**The problem**
The reply must reproduce each line below exactly.

[Items from an interface collection]
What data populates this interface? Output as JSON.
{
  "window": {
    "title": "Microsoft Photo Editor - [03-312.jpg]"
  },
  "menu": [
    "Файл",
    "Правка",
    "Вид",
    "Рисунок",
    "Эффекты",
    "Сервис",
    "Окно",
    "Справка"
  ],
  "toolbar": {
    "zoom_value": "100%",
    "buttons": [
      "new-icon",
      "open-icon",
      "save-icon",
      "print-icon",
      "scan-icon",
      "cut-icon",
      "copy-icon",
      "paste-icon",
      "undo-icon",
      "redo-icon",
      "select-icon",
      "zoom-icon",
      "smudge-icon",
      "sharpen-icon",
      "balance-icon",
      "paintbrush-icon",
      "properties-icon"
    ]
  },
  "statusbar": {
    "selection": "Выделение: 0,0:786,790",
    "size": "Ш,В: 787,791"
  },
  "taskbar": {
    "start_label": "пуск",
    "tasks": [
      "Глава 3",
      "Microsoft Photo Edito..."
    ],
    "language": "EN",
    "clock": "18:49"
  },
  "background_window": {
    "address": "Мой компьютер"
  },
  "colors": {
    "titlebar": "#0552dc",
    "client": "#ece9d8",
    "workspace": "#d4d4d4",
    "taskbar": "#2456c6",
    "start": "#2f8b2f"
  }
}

**Answer space**
What data populates this interface? Output as JSON.
{
  "window": {
    "title": "Microsoft Photo Editor - [03-312.jpg]"
  },
  "menu": [
    "Файл",
    "Правка",
    "Вид",
    "Рисунок",
    "Эффекты",
    "Сервис",
    "Окно",
    "Справка"
  ],
  "toolbar": {
    "zoom_value": "100%",
    "buttons": [
      "new-icon",
      "open-icon",
      "save-icon",
      "print-icon",
      "scan-icon",
      "cut-icon",
      "copy-icon",
      "paste-icon",
      "undo-icon",
      "redo-icon",
      "select-icon",
      "zoom-icon",
      "smudge-icon",
      "sharpen-icon",
      "balance-icon",
      "paintbrush-icon",
      "properties-icon"
    ]
  },
  "statusbar": {
    "selection": "Выделение: 0,0:786,790",
    "size": "Ш,В: 787,791"
  },
  "taskbar": {
    "start_label": "пуск",
    "tasks": [
      "Глава 3",
      "Microsoft Photo Edito..."
    ],
    "language": "EN",
    "clock": "18:49"
  },
  "background_window": {
    "address": "Мой компьютер"
  },
  "colors": {
    "titlebar": "#0552dc",
    "client": "#ece9d8",
    "workspace": "#d4d4d4",
    "taskbar": "#2456c6",
    "start": "#2f8b2f"
  }
}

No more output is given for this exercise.